● **Problem**
The answer must be every line of the records below that contains the word "subreport".

● **Material provided**
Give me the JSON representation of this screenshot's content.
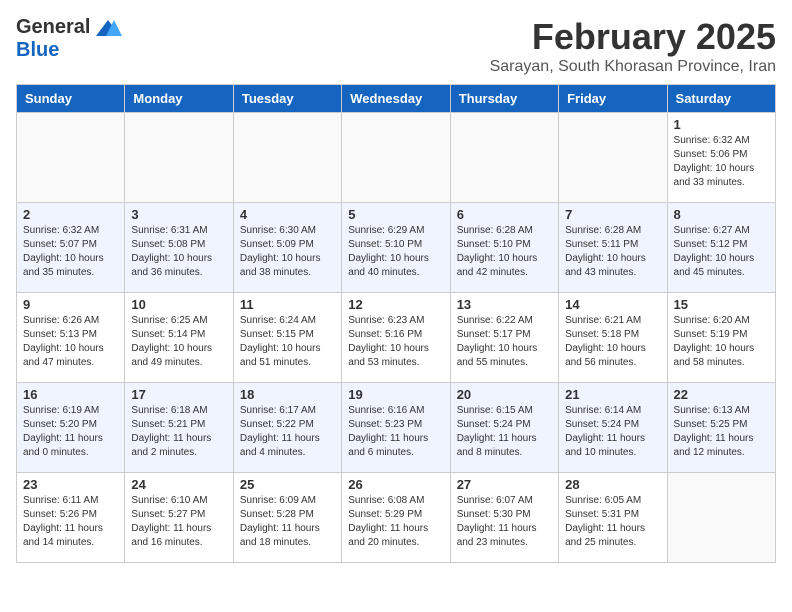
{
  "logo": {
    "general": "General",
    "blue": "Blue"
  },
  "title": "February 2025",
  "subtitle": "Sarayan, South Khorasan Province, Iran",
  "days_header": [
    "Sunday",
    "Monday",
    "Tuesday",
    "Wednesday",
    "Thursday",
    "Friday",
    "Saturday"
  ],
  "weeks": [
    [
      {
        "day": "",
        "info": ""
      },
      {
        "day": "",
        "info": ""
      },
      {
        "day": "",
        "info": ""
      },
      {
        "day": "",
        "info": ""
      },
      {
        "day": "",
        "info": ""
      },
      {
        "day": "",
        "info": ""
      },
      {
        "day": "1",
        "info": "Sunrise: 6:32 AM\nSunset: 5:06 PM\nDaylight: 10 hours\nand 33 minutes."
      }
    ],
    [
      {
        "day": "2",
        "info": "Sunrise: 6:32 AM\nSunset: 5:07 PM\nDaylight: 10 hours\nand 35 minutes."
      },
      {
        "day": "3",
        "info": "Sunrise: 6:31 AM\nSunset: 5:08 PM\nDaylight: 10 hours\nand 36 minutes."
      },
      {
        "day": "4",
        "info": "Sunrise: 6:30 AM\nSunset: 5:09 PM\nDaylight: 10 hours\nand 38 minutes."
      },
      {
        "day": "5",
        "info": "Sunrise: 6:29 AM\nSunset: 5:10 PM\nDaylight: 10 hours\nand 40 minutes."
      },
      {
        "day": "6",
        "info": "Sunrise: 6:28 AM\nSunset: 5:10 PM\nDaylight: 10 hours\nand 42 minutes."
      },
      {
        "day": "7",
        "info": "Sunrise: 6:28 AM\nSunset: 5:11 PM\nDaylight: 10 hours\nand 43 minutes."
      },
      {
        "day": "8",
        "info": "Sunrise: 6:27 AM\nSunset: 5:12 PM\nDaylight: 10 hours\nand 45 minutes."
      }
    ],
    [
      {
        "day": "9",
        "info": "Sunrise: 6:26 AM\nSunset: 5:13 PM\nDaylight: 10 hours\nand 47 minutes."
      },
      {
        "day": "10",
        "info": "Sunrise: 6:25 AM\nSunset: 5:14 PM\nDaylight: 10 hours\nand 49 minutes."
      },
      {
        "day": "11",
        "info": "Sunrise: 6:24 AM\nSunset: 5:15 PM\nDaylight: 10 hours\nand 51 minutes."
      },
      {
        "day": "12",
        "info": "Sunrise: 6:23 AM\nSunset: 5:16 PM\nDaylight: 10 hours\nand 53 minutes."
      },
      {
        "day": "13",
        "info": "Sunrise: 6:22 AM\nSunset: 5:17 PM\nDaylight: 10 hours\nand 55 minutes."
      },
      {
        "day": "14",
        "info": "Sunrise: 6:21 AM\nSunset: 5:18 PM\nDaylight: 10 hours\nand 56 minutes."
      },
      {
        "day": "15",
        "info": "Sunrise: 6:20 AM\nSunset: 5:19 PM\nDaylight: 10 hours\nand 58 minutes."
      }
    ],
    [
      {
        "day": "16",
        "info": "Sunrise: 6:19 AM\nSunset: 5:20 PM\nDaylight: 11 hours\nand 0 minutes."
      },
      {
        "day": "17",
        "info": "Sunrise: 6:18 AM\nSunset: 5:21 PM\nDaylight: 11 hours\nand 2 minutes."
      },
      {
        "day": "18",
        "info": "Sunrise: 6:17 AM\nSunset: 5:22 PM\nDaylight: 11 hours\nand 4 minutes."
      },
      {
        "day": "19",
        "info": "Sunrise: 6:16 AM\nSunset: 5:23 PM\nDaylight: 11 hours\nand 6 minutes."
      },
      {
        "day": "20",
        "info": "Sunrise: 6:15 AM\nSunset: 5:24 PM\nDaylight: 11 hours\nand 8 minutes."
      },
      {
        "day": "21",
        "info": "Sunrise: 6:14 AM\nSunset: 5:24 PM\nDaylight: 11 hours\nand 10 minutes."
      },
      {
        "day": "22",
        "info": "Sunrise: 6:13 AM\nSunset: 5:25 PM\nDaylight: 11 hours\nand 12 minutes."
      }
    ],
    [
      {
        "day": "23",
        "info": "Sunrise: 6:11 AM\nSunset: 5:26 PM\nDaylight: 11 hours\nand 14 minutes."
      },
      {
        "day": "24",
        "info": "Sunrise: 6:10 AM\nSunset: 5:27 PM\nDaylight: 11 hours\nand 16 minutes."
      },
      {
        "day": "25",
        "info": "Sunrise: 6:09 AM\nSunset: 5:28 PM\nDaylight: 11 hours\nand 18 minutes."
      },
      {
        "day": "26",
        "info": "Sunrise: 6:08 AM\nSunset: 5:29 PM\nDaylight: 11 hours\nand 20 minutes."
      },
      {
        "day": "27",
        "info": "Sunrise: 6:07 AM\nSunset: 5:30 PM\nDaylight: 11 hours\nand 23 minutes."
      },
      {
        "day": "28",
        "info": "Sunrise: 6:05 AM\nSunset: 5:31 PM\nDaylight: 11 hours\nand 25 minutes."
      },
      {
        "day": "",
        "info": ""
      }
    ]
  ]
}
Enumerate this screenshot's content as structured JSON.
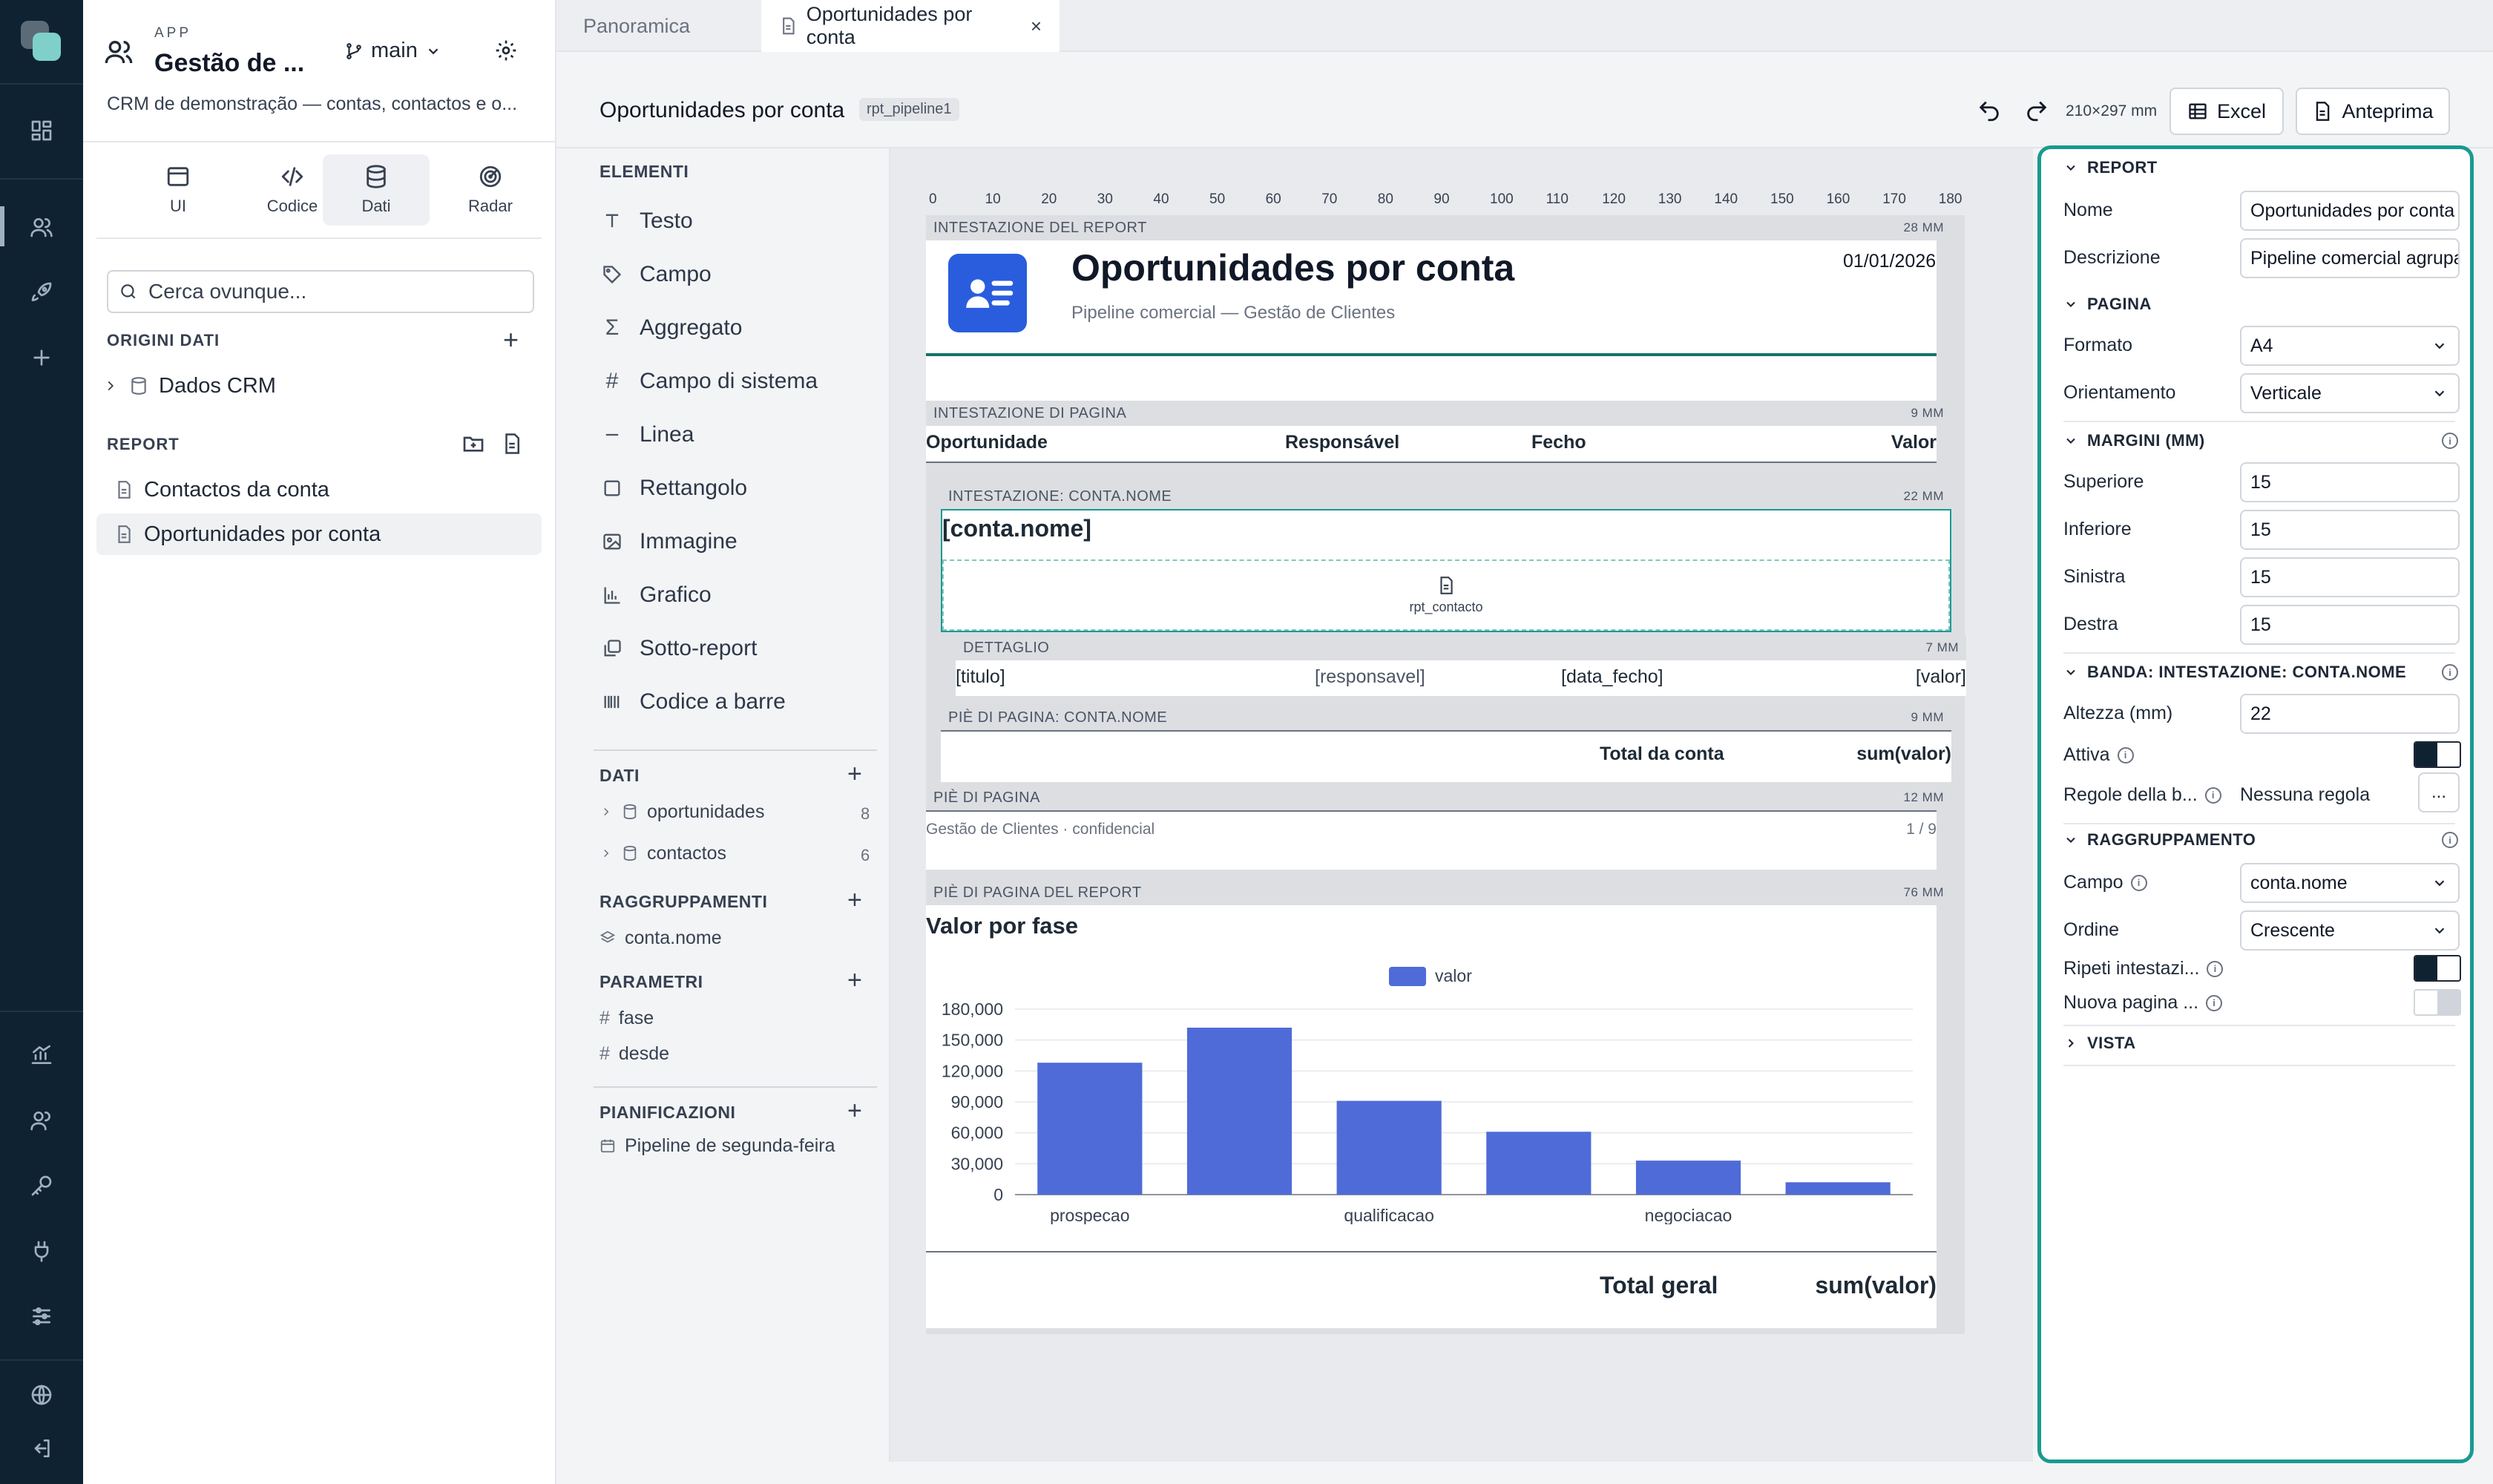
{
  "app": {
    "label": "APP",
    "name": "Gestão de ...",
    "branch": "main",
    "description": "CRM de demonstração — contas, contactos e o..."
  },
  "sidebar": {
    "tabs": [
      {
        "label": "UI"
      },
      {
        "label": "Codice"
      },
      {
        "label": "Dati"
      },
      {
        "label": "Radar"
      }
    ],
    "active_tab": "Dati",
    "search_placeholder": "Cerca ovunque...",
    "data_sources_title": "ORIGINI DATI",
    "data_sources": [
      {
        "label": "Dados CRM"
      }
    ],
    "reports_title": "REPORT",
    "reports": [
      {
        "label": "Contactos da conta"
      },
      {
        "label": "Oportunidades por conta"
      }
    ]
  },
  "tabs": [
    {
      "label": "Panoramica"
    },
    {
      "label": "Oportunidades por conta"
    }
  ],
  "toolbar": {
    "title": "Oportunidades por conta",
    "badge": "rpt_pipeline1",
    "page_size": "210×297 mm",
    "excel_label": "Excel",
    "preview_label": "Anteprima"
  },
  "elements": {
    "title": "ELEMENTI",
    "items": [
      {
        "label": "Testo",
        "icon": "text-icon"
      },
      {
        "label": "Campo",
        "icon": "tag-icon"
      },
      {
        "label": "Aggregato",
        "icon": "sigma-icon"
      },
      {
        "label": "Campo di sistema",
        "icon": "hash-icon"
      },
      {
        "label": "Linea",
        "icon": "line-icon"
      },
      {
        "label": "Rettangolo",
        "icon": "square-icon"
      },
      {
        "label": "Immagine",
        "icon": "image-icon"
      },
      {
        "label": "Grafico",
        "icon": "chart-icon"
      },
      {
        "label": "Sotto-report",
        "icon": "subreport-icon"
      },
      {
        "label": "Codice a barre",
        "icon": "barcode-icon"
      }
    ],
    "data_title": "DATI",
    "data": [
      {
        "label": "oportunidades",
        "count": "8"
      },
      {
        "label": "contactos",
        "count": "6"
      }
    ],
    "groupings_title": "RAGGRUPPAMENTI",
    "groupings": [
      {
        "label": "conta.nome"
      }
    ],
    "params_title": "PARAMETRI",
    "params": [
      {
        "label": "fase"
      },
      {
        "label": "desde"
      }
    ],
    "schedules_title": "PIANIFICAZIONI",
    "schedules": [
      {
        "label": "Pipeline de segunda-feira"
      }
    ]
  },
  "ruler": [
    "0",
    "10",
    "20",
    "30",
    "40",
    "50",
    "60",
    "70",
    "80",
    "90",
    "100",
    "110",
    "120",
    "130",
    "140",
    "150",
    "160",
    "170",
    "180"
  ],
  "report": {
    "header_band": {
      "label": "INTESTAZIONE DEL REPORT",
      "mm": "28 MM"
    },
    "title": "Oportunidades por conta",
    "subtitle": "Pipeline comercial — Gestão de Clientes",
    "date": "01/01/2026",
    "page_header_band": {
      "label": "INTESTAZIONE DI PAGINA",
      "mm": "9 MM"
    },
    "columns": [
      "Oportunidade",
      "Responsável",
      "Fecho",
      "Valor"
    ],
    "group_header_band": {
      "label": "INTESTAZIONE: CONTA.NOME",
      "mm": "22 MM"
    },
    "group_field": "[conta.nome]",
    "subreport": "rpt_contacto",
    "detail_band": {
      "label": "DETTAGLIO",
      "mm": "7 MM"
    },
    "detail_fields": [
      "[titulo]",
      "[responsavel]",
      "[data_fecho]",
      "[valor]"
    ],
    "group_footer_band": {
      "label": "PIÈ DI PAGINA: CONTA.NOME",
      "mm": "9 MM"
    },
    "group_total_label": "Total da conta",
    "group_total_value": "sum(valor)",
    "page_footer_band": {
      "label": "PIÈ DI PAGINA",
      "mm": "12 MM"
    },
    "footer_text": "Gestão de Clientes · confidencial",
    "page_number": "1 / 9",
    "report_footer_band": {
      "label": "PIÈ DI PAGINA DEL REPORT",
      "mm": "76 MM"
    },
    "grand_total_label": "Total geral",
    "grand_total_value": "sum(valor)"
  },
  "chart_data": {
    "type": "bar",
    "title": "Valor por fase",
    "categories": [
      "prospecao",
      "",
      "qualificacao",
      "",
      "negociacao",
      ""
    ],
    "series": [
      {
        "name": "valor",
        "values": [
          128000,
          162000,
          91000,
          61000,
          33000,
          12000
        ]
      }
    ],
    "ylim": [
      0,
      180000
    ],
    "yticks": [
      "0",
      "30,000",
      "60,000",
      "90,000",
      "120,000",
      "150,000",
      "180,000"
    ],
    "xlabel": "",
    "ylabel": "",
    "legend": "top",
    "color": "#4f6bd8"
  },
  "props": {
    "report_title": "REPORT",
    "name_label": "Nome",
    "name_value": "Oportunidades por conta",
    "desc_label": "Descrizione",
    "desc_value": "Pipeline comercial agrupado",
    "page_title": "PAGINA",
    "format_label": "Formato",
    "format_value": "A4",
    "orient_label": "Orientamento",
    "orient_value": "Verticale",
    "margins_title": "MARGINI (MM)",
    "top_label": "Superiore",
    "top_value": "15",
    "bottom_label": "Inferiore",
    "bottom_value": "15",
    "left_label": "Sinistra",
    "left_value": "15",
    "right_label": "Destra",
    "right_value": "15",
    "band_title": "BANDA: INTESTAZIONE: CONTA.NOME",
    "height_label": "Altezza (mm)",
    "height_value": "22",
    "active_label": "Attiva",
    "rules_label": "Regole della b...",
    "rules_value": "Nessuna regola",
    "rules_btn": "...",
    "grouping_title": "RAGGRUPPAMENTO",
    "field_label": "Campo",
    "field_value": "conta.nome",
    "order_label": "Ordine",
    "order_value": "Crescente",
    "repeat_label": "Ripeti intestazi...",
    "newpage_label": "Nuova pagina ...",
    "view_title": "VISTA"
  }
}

● **Output of the exercise**
        "icon": "subreport-icon"
    "subreport": "rpt_contacto",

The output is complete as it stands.